THE TASK: The reply should contain every line of the data, repeated exactly, and no pictures.

******

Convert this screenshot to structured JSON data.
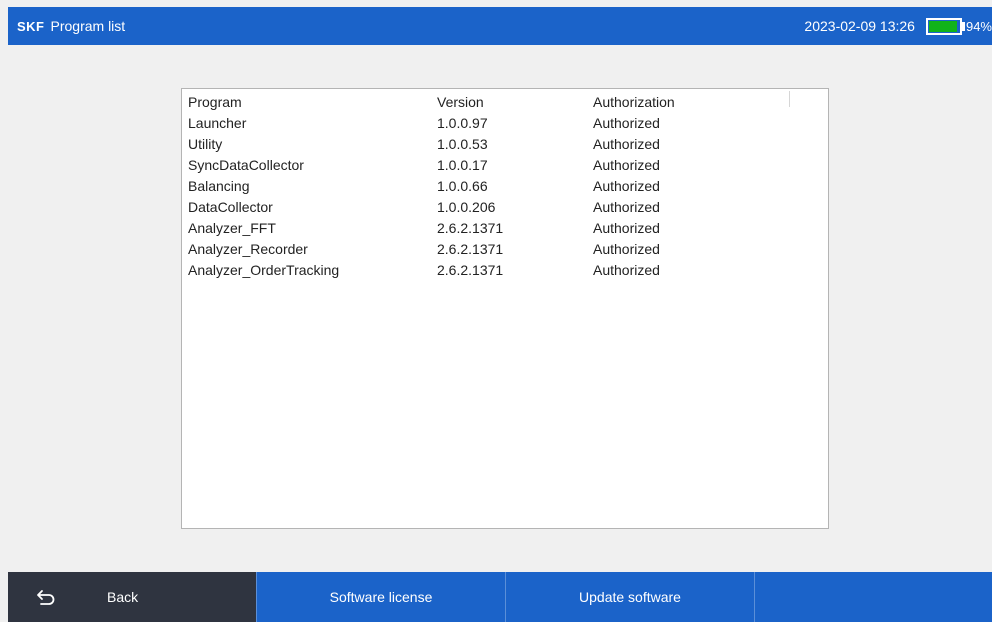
{
  "header": {
    "logo": "SKF",
    "title": "Program list",
    "datetime": "2023-02-09 13:26",
    "battery_percent": "94%",
    "battery_level": 0.94,
    "battery_color": "#11b31a"
  },
  "table": {
    "headers": [
      "Program",
      "Version",
      "Authorization"
    ],
    "rows": [
      [
        "Launcher",
        "1.0.0.97",
        "Authorized"
      ],
      [
        "Utility",
        "1.0.0.53",
        "Authorized"
      ],
      [
        "SyncDataCollector",
        "1.0.0.17",
        "Authorized"
      ],
      [
        "Balancing",
        "1.0.0.66",
        "Authorized"
      ],
      [
        "DataCollector",
        "1.0.0.206",
        "Authorized"
      ],
      [
        "Analyzer_FFT",
        "2.6.2.1371",
        "Authorized"
      ],
      [
        "Analyzer_Recorder",
        "2.6.2.1371",
        "Authorized"
      ],
      [
        "Analyzer_OrderTracking",
        "2.6.2.1371",
        "Authorized"
      ]
    ]
  },
  "footer": {
    "back_label": "Back",
    "back_icon": "back-arrow-icon",
    "license_label": "Software license",
    "update_label": "Update software",
    "empty_label": ""
  },
  "colors": {
    "accent": "#1b63c9",
    "back_bg": "#2f3440"
  }
}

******

WRITTEN RESPONSE:
Convert this screenshot to structured JSON data.
{
  "header": {
    "logo": "SKF",
    "title": "Program list",
    "datetime": "2023-02-09 13:26",
    "battery_percent": "94%",
    "battery_level": 0.94,
    "battery_color": "#11b31a"
  },
  "table": {
    "headers": [
      "Program",
      "Version",
      "Authorization"
    ],
    "rows": [
      [
        "Launcher",
        "1.0.0.97",
        "Authorized"
      ],
      [
        "Utility",
        "1.0.0.53",
        "Authorized"
      ],
      [
        "SyncDataCollector",
        "1.0.0.17",
        "Authorized"
      ],
      [
        "Balancing",
        "1.0.0.66",
        "Authorized"
      ],
      [
        "DataCollector",
        "1.0.0.206",
        "Authorized"
      ],
      [
        "Analyzer_FFT",
        "2.6.2.1371",
        "Authorized"
      ],
      [
        "Analyzer_Recorder",
        "2.6.2.1371",
        "Authorized"
      ],
      [
        "Analyzer_OrderTracking",
        "2.6.2.1371",
        "Authorized"
      ]
    ]
  },
  "footer": {
    "back_label": "Back",
    "back_icon": "back-arrow-icon",
    "license_label": "Software license",
    "update_label": "Update software",
    "empty_label": ""
  },
  "colors": {
    "accent": "#1b63c9",
    "back_bg": "#2f3440"
  }
}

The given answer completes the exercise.